Writing the Many Faces of Love - Part 2 Eros

    by Elva Cobb Martin

Love is a many-splendored thing, as one writer put it some time ago. And it has at least four faces. In Part 1 of this series we introduced four Greek words that are translated into our one English word "love."  

  • Agape
  • Stergo
  • Phileo
  • Eros

You can review Part 1 by clicking down to the previous blog.

Since the controversial movie, Fifty Shades of Grey, came out last weekend, I want to zoom in on the Greek word Eros because this is the type "love" or erotica that movie presents.  

To the Greeks Eros describes a carnal, raw, base, demanding passion, craving for sexual gratification at whatever cost necessary to the other partner. However, C.S. Lewis, says eros also includes romantic passion, that "soaring and iridescent feeling of being in love." He says for the Christian, this passion leads to marriage. Another writer says there is a "false sanction" of eros. The idea that "this feels so good, it must be all right" or "God surely doesn't judge this" that leads to adultery, homosexuality and other sex sins.We'll talk more about romantic passion in a later blog.

I have not read the first installment in the Fifty Shades triology by British author E. L. James, nor seen the movie and don't intend to. Others reviews suffice. My resources for the following comments include articles by J. Lee Grady, minister and columnist for Charisma Magazine, and Janet Kobobel Grant, with Books & Such Literary Agency.

Grady lists three of the biggest reasons a Christian should run from Fifty Shades of Grey book and movie. They incorporate characteristics of Eros that even liberal Greek culture labeled as carnal, raw, demanding. 
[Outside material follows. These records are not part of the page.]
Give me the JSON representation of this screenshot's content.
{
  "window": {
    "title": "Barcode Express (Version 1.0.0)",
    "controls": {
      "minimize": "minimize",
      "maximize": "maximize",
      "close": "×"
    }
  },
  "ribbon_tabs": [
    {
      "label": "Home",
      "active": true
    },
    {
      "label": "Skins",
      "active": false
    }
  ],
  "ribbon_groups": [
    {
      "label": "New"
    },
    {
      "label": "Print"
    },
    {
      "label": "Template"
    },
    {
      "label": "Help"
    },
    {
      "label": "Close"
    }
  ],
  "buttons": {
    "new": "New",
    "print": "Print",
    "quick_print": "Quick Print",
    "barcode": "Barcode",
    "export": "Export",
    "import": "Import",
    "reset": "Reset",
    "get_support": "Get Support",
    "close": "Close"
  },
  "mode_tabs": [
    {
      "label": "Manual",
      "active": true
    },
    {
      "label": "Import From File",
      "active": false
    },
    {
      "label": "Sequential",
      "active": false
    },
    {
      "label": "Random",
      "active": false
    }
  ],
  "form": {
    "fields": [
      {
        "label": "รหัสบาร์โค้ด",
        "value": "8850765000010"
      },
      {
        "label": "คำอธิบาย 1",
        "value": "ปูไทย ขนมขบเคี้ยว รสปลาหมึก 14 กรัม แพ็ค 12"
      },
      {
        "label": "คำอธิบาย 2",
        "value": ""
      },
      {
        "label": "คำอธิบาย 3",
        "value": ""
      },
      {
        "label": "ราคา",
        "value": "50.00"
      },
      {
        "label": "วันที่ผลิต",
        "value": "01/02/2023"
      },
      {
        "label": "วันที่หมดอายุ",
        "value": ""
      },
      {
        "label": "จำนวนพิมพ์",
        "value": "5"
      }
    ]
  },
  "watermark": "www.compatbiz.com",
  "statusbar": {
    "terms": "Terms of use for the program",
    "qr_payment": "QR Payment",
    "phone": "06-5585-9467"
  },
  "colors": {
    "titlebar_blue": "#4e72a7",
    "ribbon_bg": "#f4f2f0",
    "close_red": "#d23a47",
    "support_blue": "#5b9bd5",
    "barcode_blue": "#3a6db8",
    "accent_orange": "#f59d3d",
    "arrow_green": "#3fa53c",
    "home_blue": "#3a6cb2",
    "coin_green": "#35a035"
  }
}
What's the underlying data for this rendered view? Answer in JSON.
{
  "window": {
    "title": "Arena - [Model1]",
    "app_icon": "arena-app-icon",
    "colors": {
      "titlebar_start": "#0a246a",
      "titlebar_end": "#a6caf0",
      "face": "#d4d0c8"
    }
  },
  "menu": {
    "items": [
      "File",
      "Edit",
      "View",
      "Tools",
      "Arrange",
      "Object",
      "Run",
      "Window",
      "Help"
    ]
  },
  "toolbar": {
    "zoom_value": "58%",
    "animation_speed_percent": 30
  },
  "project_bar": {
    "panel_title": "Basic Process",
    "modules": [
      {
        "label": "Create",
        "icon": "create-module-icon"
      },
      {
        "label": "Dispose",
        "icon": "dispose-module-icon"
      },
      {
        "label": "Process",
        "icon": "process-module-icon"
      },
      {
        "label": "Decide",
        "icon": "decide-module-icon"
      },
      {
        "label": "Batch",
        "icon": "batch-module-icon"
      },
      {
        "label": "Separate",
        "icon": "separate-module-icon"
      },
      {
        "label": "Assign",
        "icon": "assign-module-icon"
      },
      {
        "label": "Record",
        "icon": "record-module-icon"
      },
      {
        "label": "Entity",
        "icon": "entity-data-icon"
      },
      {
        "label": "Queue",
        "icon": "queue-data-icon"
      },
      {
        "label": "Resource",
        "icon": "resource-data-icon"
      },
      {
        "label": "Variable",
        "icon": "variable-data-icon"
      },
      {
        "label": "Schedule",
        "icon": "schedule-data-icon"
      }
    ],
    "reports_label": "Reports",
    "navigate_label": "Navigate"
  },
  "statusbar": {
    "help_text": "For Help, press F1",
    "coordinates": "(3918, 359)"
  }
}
  1. It encourages sexual deviance. The heroine submits to the sexual abuse and enjoys it, signalling to women everywhere that it's OK to be a mindless sexual slave, especially if your boyfriend is rich, handsome and has his own helicopter.
  2. It glorifies violence against women.
    Just as there is a link between violent video games and violent behavior in teen boys, a study showed that women who read graphic porn novels tend to gravitate toward the types of behavior depicted like Fifty Shades. The study also showed these women were more likely to have eating disorders.
  3. It totally perverts the meaning of real love.  In one scene in the book, "hero" Christian buys heroine Ana a platinum and diamond bracelet so she can cover the bruises on her wrists--which she got being tied to the bed. The message?  I will hurt you, but I will buy you nice gifts so you will stay with me. That's twisted.

I do not read porn and never plan to depict this kind of love, better described as perverted lust, in my inspirational romances. But I think it could be alluded to as part of a villain's character

Janet Grant blogged that the popularity of the Fifty Shades trilogy and the first movie will produce a groundswell of erotica to be written, published and produced. But she also says, "It's important to remember that for every trend there is a counter-trend. With erotica going mainstream, it also means more "sweet" romances will be in demand."

Now that's some good news. What do you think?

Thanks for stopping by. I look forward to your comments.
Elva Cobb Martin